Everything about the production seems uncomplicated: the set is a screened-in cube surrounded by four pools of light. The only other light comes from projectors sending basic, black and white images drifting across the screen. The lone dancer (Akiko Kajihara) wears a simple white costume. Her movements are slow, smooth, and quiet.
On the surface, it is incredibly simple, and yet there is so much at play in Hakanai.
First, the technology. Hakanaï is a part of MOCO, an international workshop on movement and computing held at SFU Woodwards. The projections that move across the screen are actually influenced and at times controlled by the movements of Kajihara. The moment she enters the cube, the projections shift and respond – they are a performer all on their own, referred to in the program as a “Digital Performer”. The final stage of the production is an interactive art installation – once Kajihara has left the stage, the Digital Performer remains and audience can enter and interact with the projections as well.
With themes of computing, movement, and dreams, Hakanaï seems to reflect our relationship with personal technologies in general. When Kajihara enters the cube she first moves carefully, shaping and molding the world around her with the same gentleness and reverence that many of us find in ourselves when we meet a new and astounding technology.
Quickly she embraces the power and creativity available to her, transforming her world into something beautiful and wondrous, as she dances with the projected light as if it were a scarf in the wind. Of course, just as our encounters with technology, the dynamic quickly shifts from something beautiful that adds wonder to life to something daunting and even oppressive. Ultimately the dance is not just between her and the light, but between her control and being controlled.
Overall the design and execution was stunning, but there were times that the technology seemed to fall just short of my hopes.
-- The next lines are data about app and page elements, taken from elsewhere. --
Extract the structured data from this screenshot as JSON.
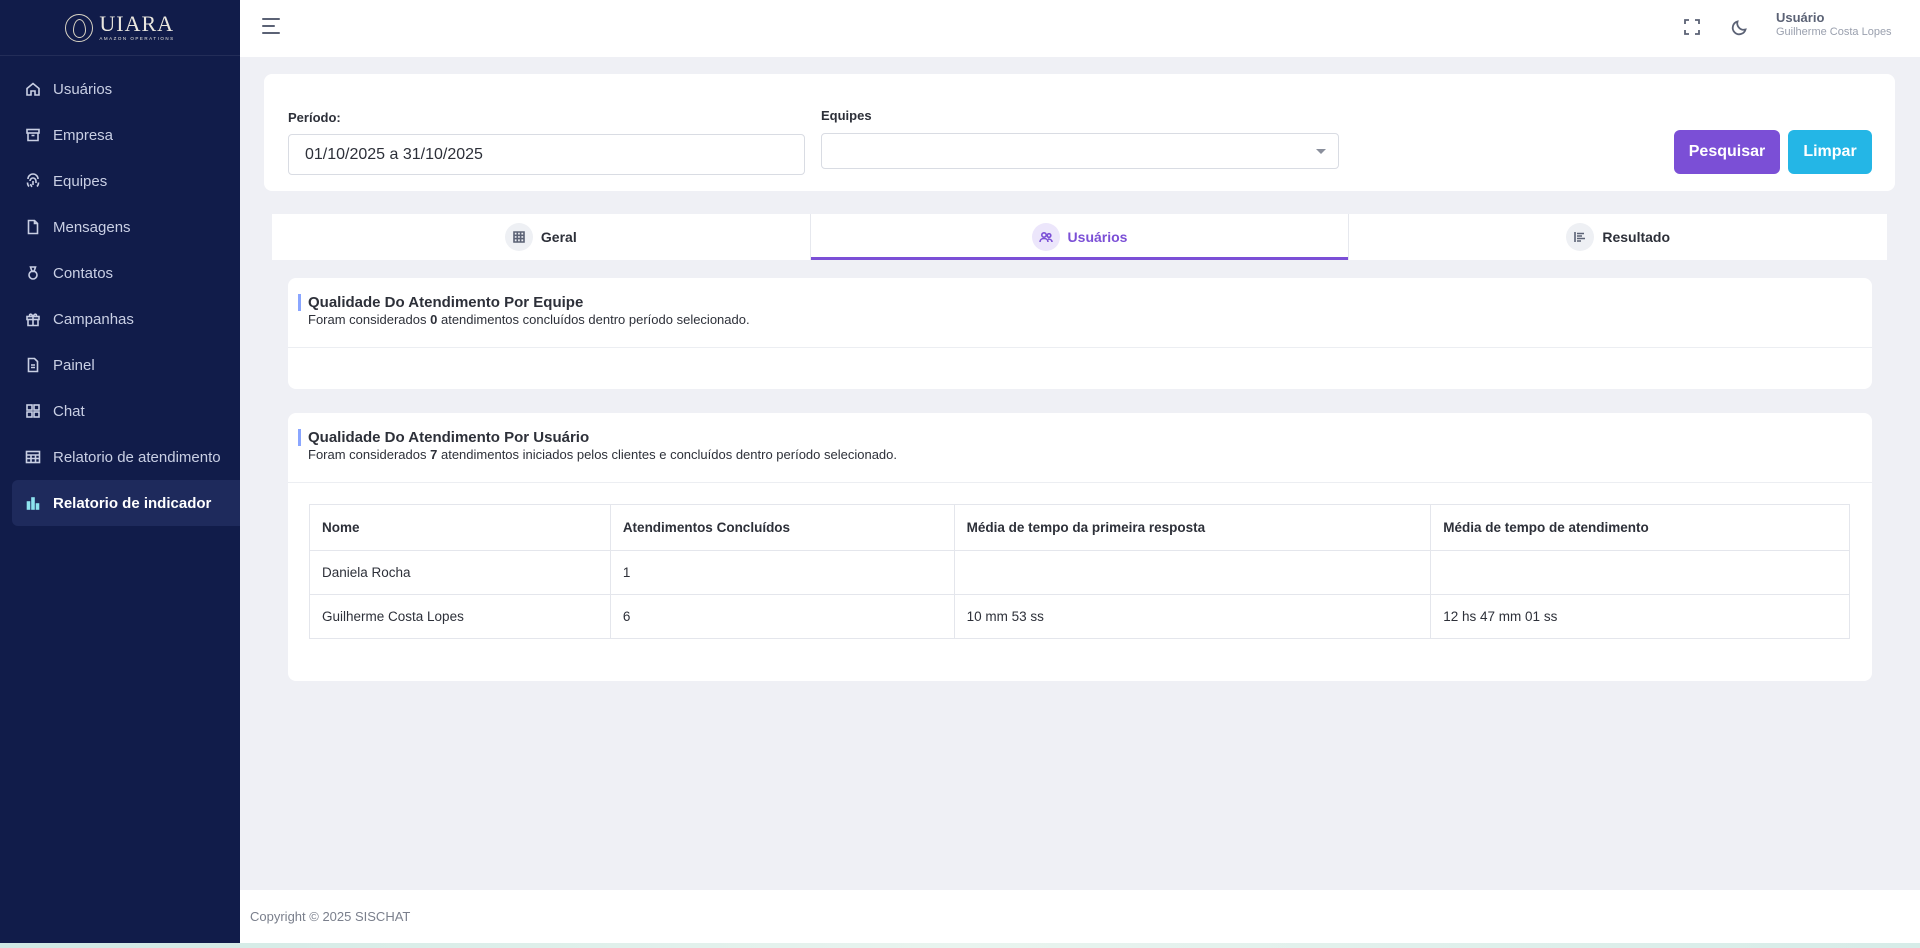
{
  "brand": {
    "logo_text": "UIARA",
    "logo_subtext": "AMAZON OPERATIONS"
  },
  "sidebar": {
    "items": [
      {
        "label": "Usuários",
        "icon": "home-icon"
      },
      {
        "label": "Empresa",
        "icon": "archive-icon"
      },
      {
        "label": "Equipes",
        "icon": "fingerprint-icon"
      },
      {
        "label": "Mensagens",
        "icon": "file-icon"
      },
      {
        "label": "Contatos",
        "icon": "medal-icon"
      },
      {
        "label": "Campanhas",
        "icon": "gift-icon"
      },
      {
        "label": "Painel",
        "icon": "document-icon"
      },
      {
        "label": "Chat",
        "icon": "grid-icon"
      },
      {
        "label": "Relatorio de atendimento",
        "icon": "table-icon"
      },
      {
        "label": "Relatorio de indicador",
        "icon": "bar-chart-icon",
        "active": true
      }
    ]
  },
  "header": {
    "user_role": "Usuário",
    "user_name": "Guilherme Costa Lopes"
  },
  "filters": {
    "period_label": "Período:",
    "period_value": "01/10/2025 a 31/10/2025",
    "teams_label": "Equipes",
    "teams_value": "",
    "search_button": "Pesquisar",
    "clear_button": "Limpar"
  },
  "tabs": [
    {
      "label": "Geral",
      "icon": "grid-pattern-icon"
    },
    {
      "label": "Usuários",
      "icon": "users-icon",
      "active": true
    },
    {
      "label": "Resultado",
      "icon": "bar-list-icon"
    }
  ],
  "team_quality": {
    "title": "Qualidade Do Atendimento Por Equipe",
    "sub_prefix": "Foram considerados",
    "count": "0",
    "sub_suffix": "atendimentos concluídos dentro período selecionado."
  },
  "user_quality": {
    "title": "Qualidade Do Atendimento Por Usuário",
    "sub_prefix": "Foram considerados",
    "count": "7",
    "sub_suffix": "atendimentos iniciados pelos clientes e concluídos dentro período selecionado.",
    "columns": [
      "Nome",
      "Atendimentos Concluídos",
      "Média de tempo da primeira resposta",
      "Média de tempo de atendimento"
    ],
    "rows": [
      [
        "Daniela Rocha",
        "1",
        "",
        ""
      ],
      [
        "Guilherme Costa Lopes",
        "6",
        "10 mm 53 ss",
        "12 hs 47 mm 01 ss"
      ]
    ]
  },
  "footer": {
    "text": "Copyright © 2025 SISCHAT"
  },
  "colors": {
    "sidebar_bg": "#111c4a",
    "accent_purple": "#7b4fd6",
    "accent_cyan": "#24b6e6",
    "page_bg": "#eff0f5"
  }
}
This is part of the danger of working with a new technology in performance: our imaginations quickly move beyond their capabilities. In this case, the images seemed to only be able to respond to larger, more dramatic movements, while Kajihara had some lovely intricate movements in her extremities that I longed to see reflected in the projections.
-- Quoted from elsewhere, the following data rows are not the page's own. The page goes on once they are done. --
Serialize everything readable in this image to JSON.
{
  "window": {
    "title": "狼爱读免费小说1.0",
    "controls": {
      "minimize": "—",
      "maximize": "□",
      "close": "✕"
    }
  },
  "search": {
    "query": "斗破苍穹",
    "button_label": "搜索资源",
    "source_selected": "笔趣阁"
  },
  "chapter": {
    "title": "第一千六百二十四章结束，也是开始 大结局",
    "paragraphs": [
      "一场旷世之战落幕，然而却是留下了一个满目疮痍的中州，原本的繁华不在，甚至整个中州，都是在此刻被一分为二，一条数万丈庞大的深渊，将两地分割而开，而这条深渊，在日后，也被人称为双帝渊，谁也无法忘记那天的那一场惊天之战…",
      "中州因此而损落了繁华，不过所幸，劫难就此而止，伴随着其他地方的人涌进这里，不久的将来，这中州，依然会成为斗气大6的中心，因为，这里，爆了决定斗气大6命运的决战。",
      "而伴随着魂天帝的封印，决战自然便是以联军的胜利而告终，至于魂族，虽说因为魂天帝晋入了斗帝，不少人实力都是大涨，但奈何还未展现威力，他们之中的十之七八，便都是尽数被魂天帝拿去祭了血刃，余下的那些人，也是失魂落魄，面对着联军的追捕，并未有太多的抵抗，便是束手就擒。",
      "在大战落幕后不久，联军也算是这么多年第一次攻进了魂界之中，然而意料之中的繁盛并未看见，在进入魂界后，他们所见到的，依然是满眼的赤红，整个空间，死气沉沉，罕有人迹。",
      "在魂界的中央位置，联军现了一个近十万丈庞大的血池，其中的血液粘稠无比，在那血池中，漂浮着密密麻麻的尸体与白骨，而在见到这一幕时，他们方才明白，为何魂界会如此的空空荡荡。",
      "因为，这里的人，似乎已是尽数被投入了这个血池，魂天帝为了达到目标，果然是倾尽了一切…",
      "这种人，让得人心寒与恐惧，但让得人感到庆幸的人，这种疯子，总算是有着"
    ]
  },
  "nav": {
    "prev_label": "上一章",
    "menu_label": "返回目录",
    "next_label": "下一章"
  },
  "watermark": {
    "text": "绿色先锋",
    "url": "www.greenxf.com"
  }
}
The only other place Hakanaï was lacking was in its slightly prolonged explorations of single images or moments. There were times when the performance dragged somewhat, although Kajihara’s incredibly skilled movements are certainly worth the minor lags.
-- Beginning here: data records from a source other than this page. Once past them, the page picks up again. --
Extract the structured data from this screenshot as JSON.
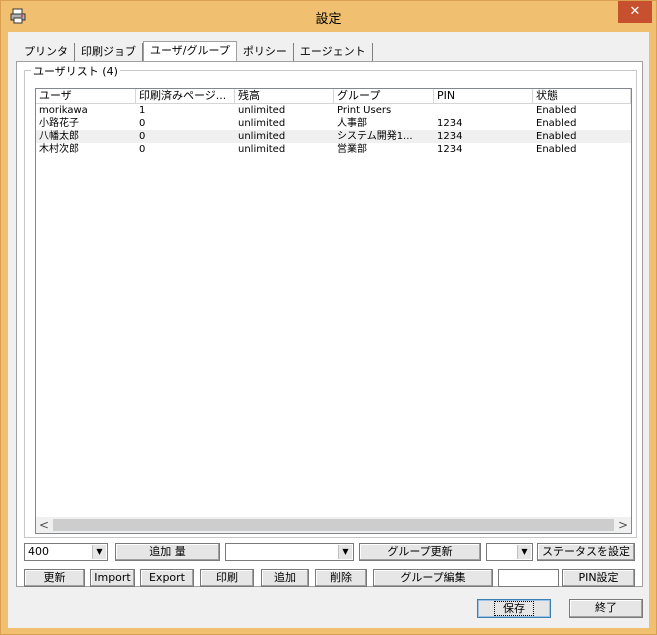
{
  "window": {
    "title": "設定",
    "close_glyph": "✕"
  },
  "tabs": [
    "プリンタ",
    "印刷ジョブ",
    "ユーザ/グループ",
    "ポリシー",
    "エージェント"
  ],
  "active_tab_index": 2,
  "userlist": {
    "group_title": "ユーザリスト (4)",
    "columns": [
      "ユーザ",
      "印刷済みページ...",
      "残高",
      "グループ",
      "PIN",
      "状態"
    ],
    "rows": [
      [
        "morikawa",
        "1",
        "unlimited",
        "Print Users",
        "",
        "Enabled"
      ],
      [
        "小路花子",
        "0",
        "unlimited",
        "人事部",
        "1234",
        "Enabled"
      ],
      [
        "八幡太郎",
        "0",
        "unlimited",
        "システム開発1...",
        "1234",
        "Enabled"
      ],
      [
        "木村次郎",
        "0",
        "unlimited",
        "営業部",
        "1234",
        "Enabled"
      ]
    ],
    "selected_row_index": 2
  },
  "scroll": {
    "left": "<",
    "right": ">"
  },
  "controls_row1": {
    "amount_value": "400",
    "add_amount_label": "追加 量",
    "group_combo_value": "",
    "group_update_label": "グループ更新",
    "status_combo_value": "",
    "set_status_label": "ステータスを設定"
  },
  "controls_row2": {
    "refresh_label": "更新",
    "import_label": "Import",
    "export_label": "Export",
    "print_label": "印刷",
    "add_label": "追加",
    "delete_label": "削除",
    "group_edit_label": "グループ編集",
    "pin_value": "",
    "pin_set_label": "PIN設定"
  },
  "footer": {
    "save_label": "保存",
    "end_label": "終了"
  },
  "colors": {
    "frame": "#f0c070",
    "close": "#c7502e",
    "selected_row": "#f0f0f0"
  }
}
Hakanaï continues as part of the 2nd International Workshop on Movement and Computing on August 14. Visit http://moco.iat.sfu.ca for more information.